# [WHAT YOU HAVE TO DO]
Output the full listing exactly as written, with no pictures in it.

== GIVEN INFORMATION ==

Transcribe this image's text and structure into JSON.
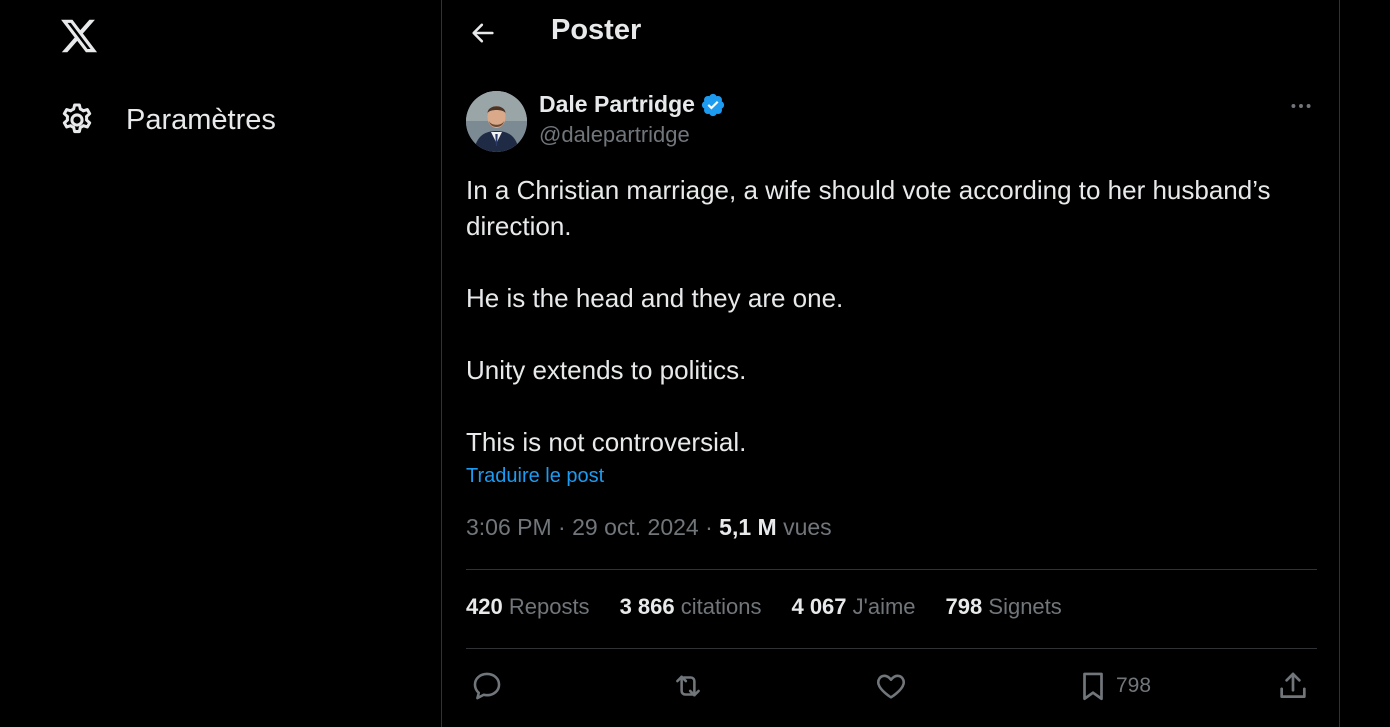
{
  "sidebar": {
    "logo_icon": "x-logo-icon",
    "settings": {
      "icon": "gear-icon",
      "label": "Paramètres"
    }
  },
  "header": {
    "back_icon": "arrow-left-icon",
    "title": "Poster"
  },
  "post": {
    "author": {
      "name": "Dale Partridge",
      "handle": "@dalepartridge",
      "verified": true,
      "verified_color": "#1d9bf0"
    },
    "paragraphs": [
      "In a Christian marriage, a wife should vote according to her husband’s direction.",
      "He is the head and they are one.",
      "Unity extends to politics.",
      "This is not controversial."
    ],
    "translate_label": "Traduire le post",
    "time": "3:06 PM",
    "date": "29 oct. 2024",
    "views_count": "5,1 M",
    "views_label": "vues"
  },
  "stats": {
    "reposts": {
      "count": "420",
      "label": "Reposts"
    },
    "quotes": {
      "count": "3 866",
      "label": "citations"
    },
    "likes": {
      "count": "4 067",
      "label": "J'aime"
    },
    "bookmarks": {
      "count": "798",
      "label": "Signets"
    }
  },
  "actions": {
    "reply_icon": "reply-icon",
    "repost_icon": "repost-icon",
    "like_icon": "heart-icon",
    "bookmark_icon": "bookmark-icon",
    "bookmark_count": "798",
    "share_icon": "share-icon"
  },
  "colors": {
    "background": "#000000",
    "text": "#e7e9ea",
    "muted": "#71767b",
    "accent": "#1d9bf0",
    "border": "#2f3336"
  }
}
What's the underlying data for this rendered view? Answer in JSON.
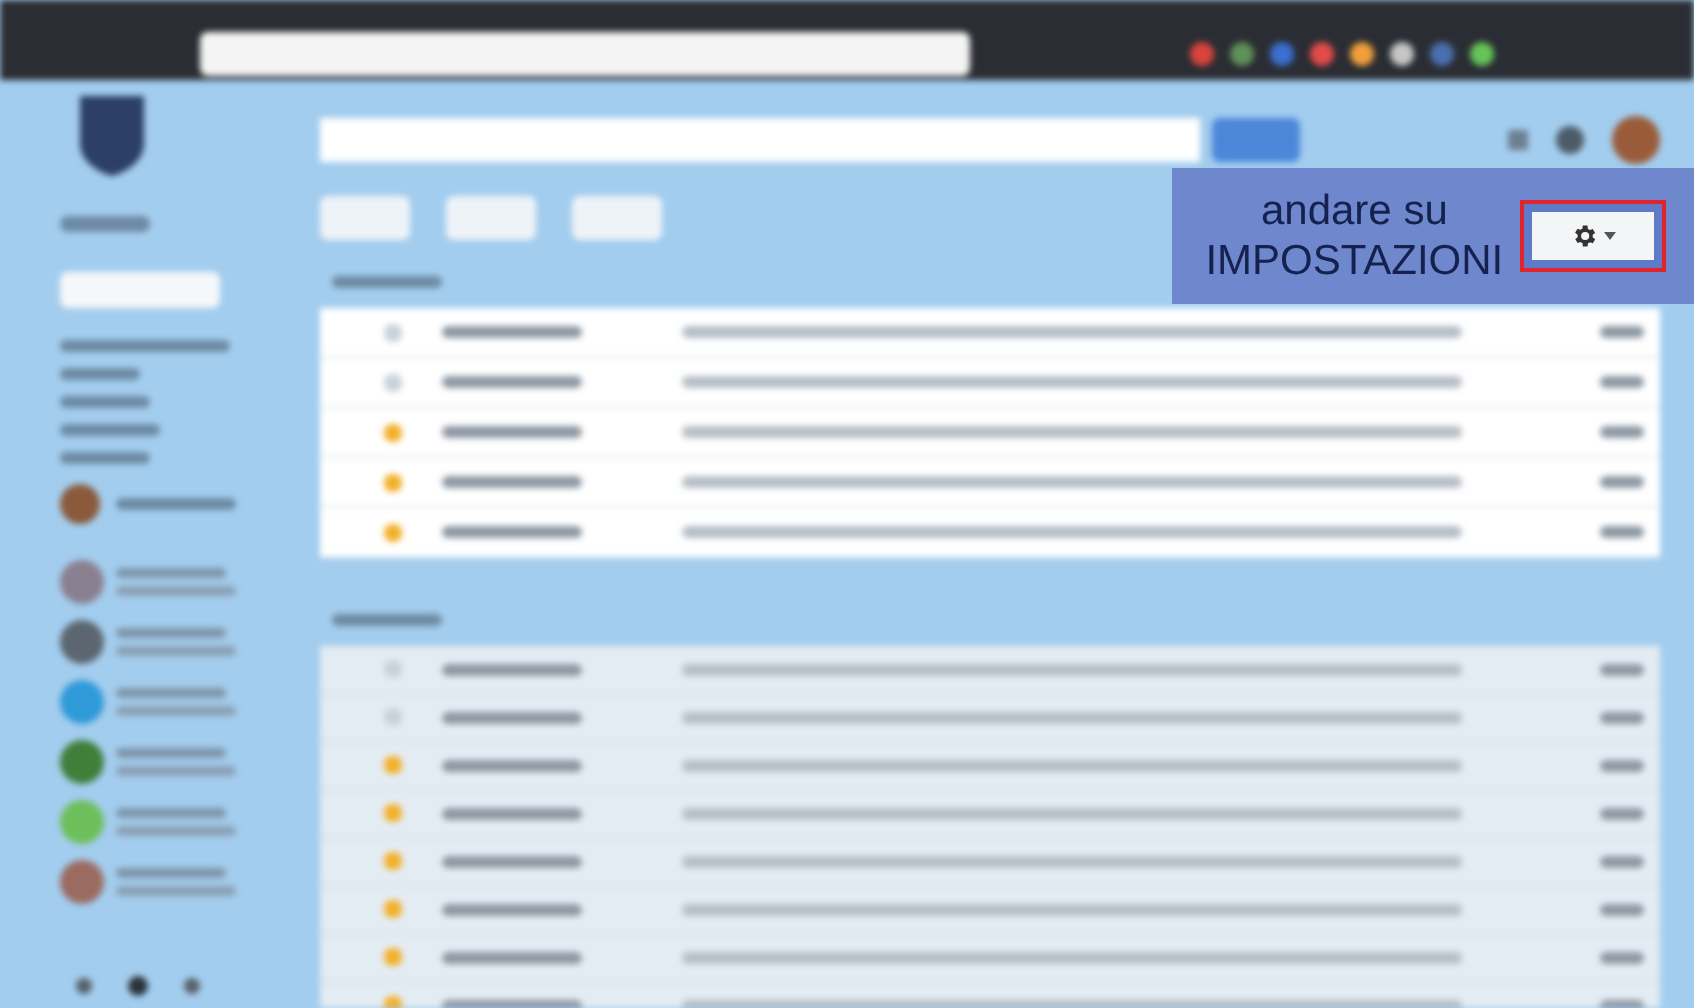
{
  "annotation": {
    "text": "andare su IMPOSTAZIONI"
  },
  "contacts": [
    {
      "color": "#8a7f8f"
    },
    {
      "color": "#5b6670"
    },
    {
      "color": "#2f9ad8"
    },
    {
      "color": "#3f7f3a"
    },
    {
      "color": "#6cbf5a"
    },
    {
      "color": "#9a6b60"
    }
  ],
  "sections": [
    {
      "rows": [
        {
          "starred": false
        },
        {
          "starred": false
        },
        {
          "starred": true
        },
        {
          "starred": true
        },
        {
          "starred": true
        }
      ]
    },
    {
      "rows": [
        {
          "starred": false
        },
        {
          "starred": false
        },
        {
          "starred": true
        },
        {
          "starred": true
        },
        {
          "starred": true
        },
        {
          "starred": true
        },
        {
          "starred": true
        },
        {
          "starred": true
        }
      ]
    }
  ]
}
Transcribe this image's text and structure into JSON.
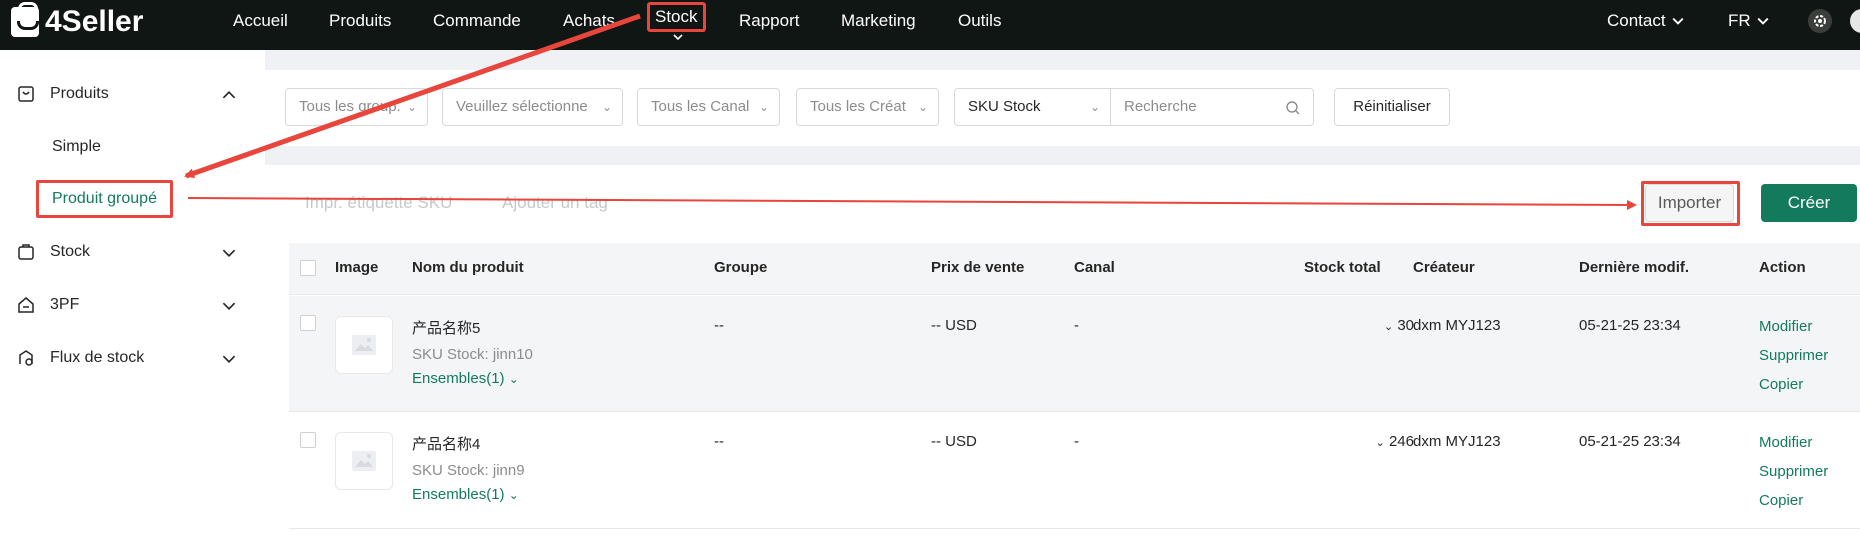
{
  "brand": {
    "name": "4Seller"
  },
  "nav": {
    "items": [
      {
        "label": "Accueil"
      },
      {
        "label": "Produits"
      },
      {
        "label": "Commande"
      },
      {
        "label": "Achats"
      },
      {
        "label": "Stock"
      },
      {
        "label": "Rapport"
      },
      {
        "label": "Marketing"
      },
      {
        "label": "Outils"
      }
    ],
    "active": "Stock",
    "contact": "Contact",
    "lang": "FR"
  },
  "sidebar": {
    "groups": [
      {
        "label": "Produits",
        "icon": "product-icon",
        "expanded": true
      },
      {
        "label": "Stock",
        "icon": "stock-icon",
        "expanded": false
      },
      {
        "label": "3PF",
        "icon": "warehouse-icon",
        "expanded": false
      },
      {
        "label": "Flux de stock",
        "icon": "flow-icon",
        "expanded": false
      }
    ],
    "sub_items": [
      {
        "label": "Simple"
      },
      {
        "label": "Produit groupé",
        "active": true
      }
    ]
  },
  "filters": {
    "group": "Tous les group.",
    "select": "Veuillez sélectionne",
    "channel": "Tous les Canal",
    "creator": "Tous les Créat",
    "sku_type": "SKU Stock",
    "search_placeholder": "Recherche",
    "reset": "Réinitialiser"
  },
  "toolbar": {
    "print_label": "Impr. étiquette SKU",
    "add_tag": "Ajouter un tag",
    "import": "Importer",
    "create": "Créer"
  },
  "table": {
    "headers": {
      "image": "Image",
      "name": "Nom du produit",
      "group": "Groupe",
      "price": "Prix de vente",
      "channel": "Canal",
      "stock": "Stock total",
      "creator": "Créateur",
      "modified": "Dernière modif.",
      "action": "Action"
    },
    "rows": [
      {
        "name": "产品名称5",
        "sku": "SKU Stock: jinn10",
        "bundles": "Ensembles(1)",
        "group": "--",
        "price": "-- USD",
        "channel": "-",
        "stock": "30",
        "creator": "dxm MYJ123",
        "modified": "05-21-25 23:34",
        "actions": [
          "Modifier",
          "Supprimer",
          "Copier"
        ]
      },
      {
        "name": "产品名称4",
        "sku": "SKU Stock: jinn9",
        "bundles": "Ensembles(1)",
        "group": "--",
        "price": "-- USD",
        "channel": "-",
        "stock": "246",
        "creator": "dxm MYJ123",
        "modified": "05-21-25 23:34",
        "actions": [
          "Modifier",
          "Supprimer",
          "Copier"
        ]
      }
    ]
  },
  "colors": {
    "topbar": "#101613",
    "accent": "#137a5e",
    "highlight": "#e8453c"
  }
}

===

# [RESPONSE TO THIS EXERCISE]
Transcribe this image's text and structure into JSON.
{
  "sidebar": {
    "logo_icon": "x-logo-icon",
    "settings": {
      "icon": "gear-icon",
      "label": "Paramètres"
    }
  },
  "header": {
    "back_icon": "arrow-left-icon",
    "title": "Poster"
  },
  "post": {
    "author": {
      "name": "Dale Partridge",
      "handle": "@dalepartridge",
      "verified": true,
      "verified_color": "#1d9bf0"
    },
    "paragraphs": [
      "In a Christian marriage, a wife should vote according to her husband’s direction.",
      "He is the head and they are one.",
      "Unity extends to politics.",
      "This is not controversial."
    ],
    "translate_label": "Traduire le post",
    "time": "3:06 PM",
    "date": "29 oct. 2024",
    "views_count": "5,1 M",
    "views_label": "vues"
  },
  "stats": {
    "reposts": {
      "count": "420",
      "label": "Reposts"
    },
    "quotes": {
      "count": "3 866",
      "label": "citations"
    },
    "likes": {
      "count": "4 067",
      "label": "J'aime"
    },
    "bookmarks": {
      "count": "798",
      "label": "Signets"
    }
  },
  "actions": {
    "reply_icon": "reply-icon",
    "repost_icon": "repost-icon",
    "like_icon": "heart-icon",
    "bookmark_icon": "bookmark-icon",
    "bookmark_count": "798",
    "share_icon": "share-icon"
  },
  "colors": {
    "background": "#000000",
    "text": "#e7e9ea",
    "muted": "#71767b",
    "accent": "#1d9bf0",
    "border": "#2f3336"
  }
}
What's the underlying data for this rendered view? Answer in JSON.
{
  "annotation": {
    "text": "andare su IMPOSTAZIONI"
  },
  "contacts": [
    {
      "color": "#8a7f8f"
    },
    {
      "color": "#5b6670"
    },
    {
      "color": "#2f9ad8"
    },
    {
      "color": "#3f7f3a"
    },
    {
      "color": "#6cbf5a"
    },
    {
      "color": "#9a6b60"
    }
  ],
  "sections": [
    {
      "rows": [
        {
          "starred": false
        },
        {
          "starred": false
        },
        {
          "starred": true
        },
        {
          "starred": true
        },
        {
          "starred": true
        }
      ]
    },
    {
      "rows": [
        {
          "starred": false
        },
        {
          "starred": false
        },
        {
          "starred": true
        },
        {
          "starred": true
        },
        {
          "starred": true
        },
        {
          "starred": true
        },
        {
          "starred": true
        },
        {
          "starred": true
        }
      ]
    }
  ]
}
Transcribe this image's text and structure into JSON.
{
  "brand": {
    "name": "4Seller"
  },
  "nav": {
    "items": [
      {
        "label": "Accueil"
      },
      {
        "label": "Produits"
      },
      {
        "label": "Commande"
      },
      {
        "label": "Achats"
      },
      {
        "label": "Stock"
      },
      {
        "label": "Rapport"
      },
      {
        "label": "Marketing"
      },
      {
        "label": "Outils"
      }
    ],
    "active": "Stock",
    "contact": "Contact",
    "lang": "FR"
  },
  "sidebar": {
    "groups": [
      {
        "label": "Produits",
        "icon": "product-icon",
        "expanded": true
      },
      {
        "label": "Stock",
        "icon": "stock-icon",
        "expanded": false
      },
      {
        "label": "3PF",
        "icon": "warehouse-icon",
        "expanded": false
      },
      {
        "label": "Flux de stock",
        "icon": "flow-icon",
        "expanded": false
      }
    ],
    "sub_items": [
      {
        "label": "Simple"
      },
      {
        "label": "Produit groupé",
        "active": true
      }
    ]
  },
  "filters": {
    "group": "Tous les group.",
    "select": "Veuillez sélectionne",
    "channel": "Tous les Canal",
    "creator": "Tous les Créat",
    "sku_type": "SKU Stock",
    "search_placeholder": "Recherche",
    "reset": "Réinitialiser"
  },
  "toolbar": {
    "print_label": "Impr. étiquette SKU",
    "add_tag": "Ajouter un tag",
    "import": "Importer",
    "create": "Créer"
  },
  "table": {
    "headers": {
      "image": "Image",
      "name": "Nom du produit",
      "group": "Groupe",
      "price": "Prix de vente",
      "channel": "Canal",
      "stock": "Stock total",
      "creator": "Créateur",
      "modified": "Dernière modif.",
      "action": "Action"
    },
    "rows": [
      {
        "name": "产品名称5",
        "sku": "SKU Stock: jinn10",
        "bundles": "Ensembles(1)",
        "group": "--",
        "price": "-- USD",
        "channel": "-",
        "stock": "30",
        "creator": "dxm MYJ123",
        "modified": "05-21-25 23:34",
        "actions": [
          "Modifier",
          "Supprimer",
          "Copier"
        ]
      },
      {
        "name": "产品名称4",
        "sku": "SKU Stock: jinn9",
        "bundles": "Ensembles(1)",
        "group": "--",
        "price": "-- USD",
        "channel": "-",
        "stock": "246",
        "creator": "dxm MYJ123",
        "modified": "05-21-25 23:34",
        "actions": [
          "Modifier",
          "Supprimer",
          "Copier"
        ]
      }
    ]
  },
  "colors": {
    "topbar": "#101613",
    "accent": "#137a5e",
    "highlight": "#e8453c"
  }
}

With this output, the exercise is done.